A funny thing happened on the way to Web markteting in 2016: the world of SEO ballooned under your inattentive noses. Most of you are still trapped in the “mobile SEO” rut and you cannot see over the rim that there is a lot more search engine optimization going on than just mobile. We haven’t seen this many search environments since the 1990s, but today’s search environments are each larger than the Searchable Web Ecosystem was in 1998. I cannot begin to describe just how much larger and more varied today’s searchscape is compared to what we had 18 years ago.
It seems like it was just yesterday that Altavista was confirming at a search conference that they had implemented a new doorway page filter and stopped the massive inflow of doorway page submissions to a round of enthusiastic applause. Web spam had been defeated and real marketers could go on to compete in a real Web marketing sphere. Back then it sounded so convincing.
In fact, even as Web spam came back to haunt the search engines, so did the technologies that Altavista developed to make search better (including providing answers to questions, phrase-based indexing, and real time spam detection). When you read the article “AltaVista Debuts Search Features” in that archived newsletter from November 1998, pay special attention to this paragraph:
Monier said the phrase detection has been built through a completely automated process, which takes advantage of linguistic patterns to determine what is a phrase, and what isn’t.
Oh, doesn’t that sound familiar to anyone?
For those of us who were studying search engines 18 years ago it should come as no surprise that much of what Google is doing today was done by Altavista back then. Of course, it’s a bit different now because Google’s engineers have (hopefully) learned from 18 years of search engineering successes and failures.
The scope of what Bing and Google do today is at least 10 times larger, maybe closer to 50 times larger, than what search engines like Altavista and Inktomi did back then.
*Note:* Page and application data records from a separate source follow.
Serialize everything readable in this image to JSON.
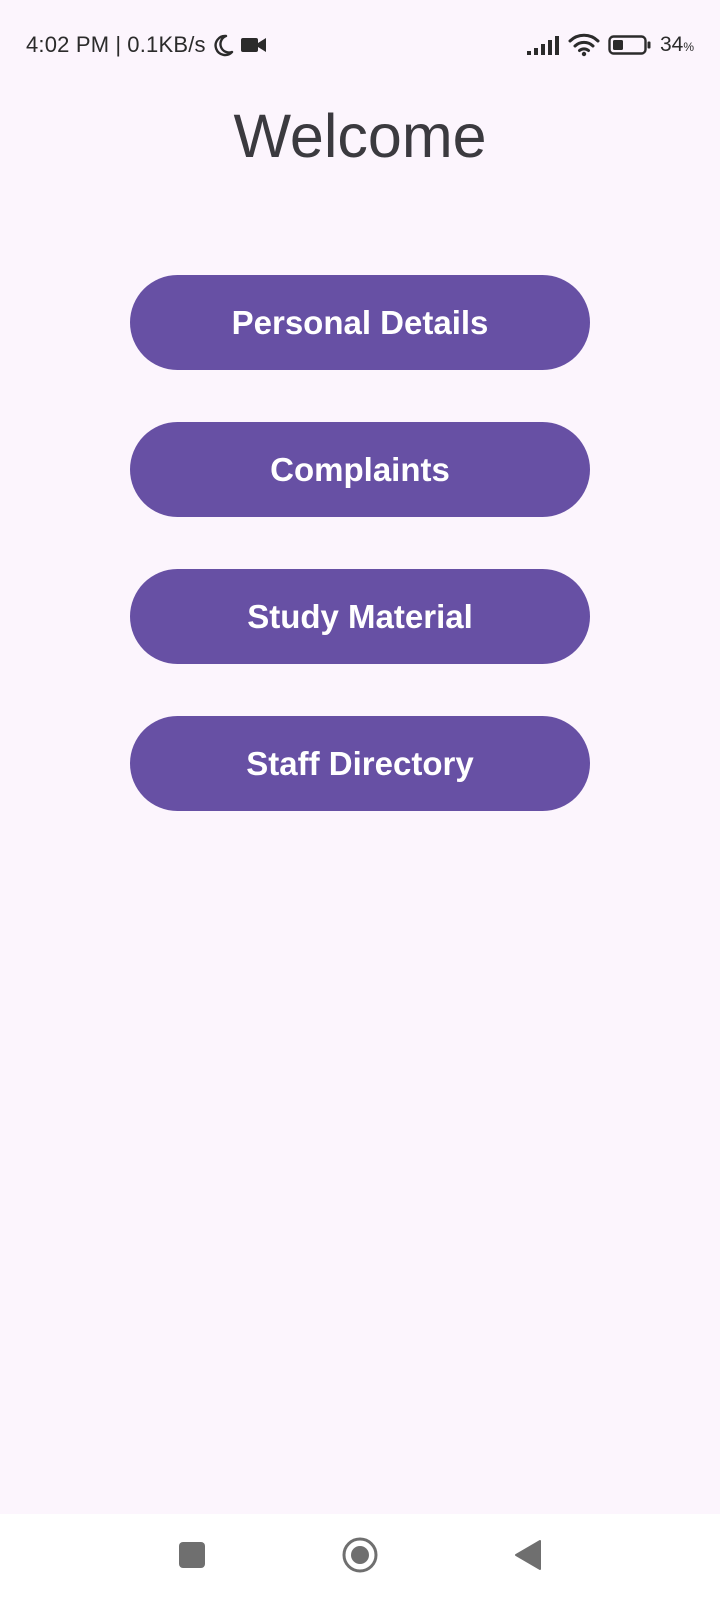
{
  "status_bar": {
    "time": "4:02 PM",
    "separator": "|",
    "net_speed": "0.1KB/s",
    "icons": [
      "moon-icon",
      "video-camera-icon",
      "signal-icon",
      "wifi-icon",
      "battery-icon"
    ],
    "battery_percent": "34",
    "battery_symbol": "%",
    "battery_level": 0.34
  },
  "main": {
    "title": "Welcome",
    "buttons": [
      {
        "label": "Personal Details"
      },
      {
        "label": "Complaints"
      },
      {
        "label": "Study Material"
      },
      {
        "label": "Staff Directory"
      }
    ]
  },
  "nav_bar": {
    "icons": [
      "recents-icon",
      "home-icon",
      "back-icon"
    ]
  },
  "colors": {
    "background": "#FCF5FD",
    "button_fill": "#6750A4",
    "button_text": "#FFFFFF",
    "title_text": "#3B3A3F",
    "nav_icon": "#6F6F6F"
  }
}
Sure, you could say that their scopes are even larger based on the sizes of indexes, but as Danny Sullivan noted during the Index Wars, size doesn’t seem to matter if quality is not keeping up with the index.
For those who are keeping score, Google’s search results are derived from an index that is slightly larger than 100 billion URLs1. They say they crawl 60 trillion URLs but they have managed to boil those trillions down to a fraction of their crawl. I’ll take that as a sign that the quality of search results has improved somewhat in the last 18 years, even if Google’s index is more than 200 times the size of Inktomi’s 500 million URLs (which was about where people stopped counting or caring).
This trip down memory lane has a purpose. I want you to think about search engines other than Bing and Google. It’s important that you remember there are search engines other than Bing and Google as you go forward. You just don’t normally think of them as search engines.
I’m not talking about Ask, AOL, or your favorite meta search engine. I’m talking about the most popular, most important search engines on the Web.
They all have to solve similar problems dealing with relevance, speed, and filtering out crud (spam, duplicate content, and irrelevant autogenerated gibberish).
Let’s take a look at the major search engines of 2016 and 2017. You will recognize all of them but you won’t agree they are all search engines. For those of you who want to argue with me, that is why you are missing multiple search optimization opportunities.